§ EXERCISE INSTRUCTIONS
Filtering the records below, copy only those lines that include the word "annotation".

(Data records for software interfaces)
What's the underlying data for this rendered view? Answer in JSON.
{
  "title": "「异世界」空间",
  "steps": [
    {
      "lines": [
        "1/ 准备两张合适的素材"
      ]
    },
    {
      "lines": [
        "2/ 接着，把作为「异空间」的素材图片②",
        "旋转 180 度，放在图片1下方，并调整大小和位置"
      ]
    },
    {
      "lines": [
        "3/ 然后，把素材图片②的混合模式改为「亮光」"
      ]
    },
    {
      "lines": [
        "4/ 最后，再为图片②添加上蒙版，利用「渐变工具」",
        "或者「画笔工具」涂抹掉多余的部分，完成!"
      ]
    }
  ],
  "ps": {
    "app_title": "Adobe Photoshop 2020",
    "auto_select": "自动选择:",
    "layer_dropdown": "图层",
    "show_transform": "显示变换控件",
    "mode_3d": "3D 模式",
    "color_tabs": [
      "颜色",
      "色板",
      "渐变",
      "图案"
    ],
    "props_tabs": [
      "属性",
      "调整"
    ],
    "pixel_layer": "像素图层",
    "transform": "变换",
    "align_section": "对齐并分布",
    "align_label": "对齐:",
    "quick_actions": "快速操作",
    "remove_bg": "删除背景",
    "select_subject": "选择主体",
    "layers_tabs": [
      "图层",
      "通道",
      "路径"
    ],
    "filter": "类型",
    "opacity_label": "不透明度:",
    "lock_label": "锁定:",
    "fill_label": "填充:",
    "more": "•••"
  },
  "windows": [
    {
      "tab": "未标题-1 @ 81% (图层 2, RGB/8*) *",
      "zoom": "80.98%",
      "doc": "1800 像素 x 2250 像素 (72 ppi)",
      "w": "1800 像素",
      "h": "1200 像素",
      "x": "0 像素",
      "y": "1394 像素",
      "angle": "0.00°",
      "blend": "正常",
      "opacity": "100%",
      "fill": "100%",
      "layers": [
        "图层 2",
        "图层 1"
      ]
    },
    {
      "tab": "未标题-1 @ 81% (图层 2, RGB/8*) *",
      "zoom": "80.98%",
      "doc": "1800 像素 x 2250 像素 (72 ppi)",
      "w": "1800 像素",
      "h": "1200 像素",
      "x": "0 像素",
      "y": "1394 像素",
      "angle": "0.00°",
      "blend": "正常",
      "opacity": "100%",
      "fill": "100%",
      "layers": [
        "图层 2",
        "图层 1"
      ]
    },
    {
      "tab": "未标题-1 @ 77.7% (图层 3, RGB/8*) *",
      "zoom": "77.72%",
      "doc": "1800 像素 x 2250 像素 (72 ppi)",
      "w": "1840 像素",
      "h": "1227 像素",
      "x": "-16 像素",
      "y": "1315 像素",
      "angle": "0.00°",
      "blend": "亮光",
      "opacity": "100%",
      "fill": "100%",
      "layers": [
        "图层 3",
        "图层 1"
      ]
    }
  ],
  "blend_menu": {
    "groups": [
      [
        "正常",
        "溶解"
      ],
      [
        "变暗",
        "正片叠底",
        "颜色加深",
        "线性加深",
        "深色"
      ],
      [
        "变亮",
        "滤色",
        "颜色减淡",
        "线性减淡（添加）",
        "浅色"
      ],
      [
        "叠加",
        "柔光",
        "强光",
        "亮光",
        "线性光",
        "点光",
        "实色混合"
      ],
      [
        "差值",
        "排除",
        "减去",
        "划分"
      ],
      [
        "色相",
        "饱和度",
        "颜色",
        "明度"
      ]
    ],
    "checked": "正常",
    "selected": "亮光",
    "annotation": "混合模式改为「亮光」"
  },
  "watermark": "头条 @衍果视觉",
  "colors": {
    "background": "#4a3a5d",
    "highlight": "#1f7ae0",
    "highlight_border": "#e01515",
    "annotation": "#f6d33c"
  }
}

§ TASK OUTPUT
    "annotation": "混合模式改为「亮光」"
    "annotation": "#f6d33c"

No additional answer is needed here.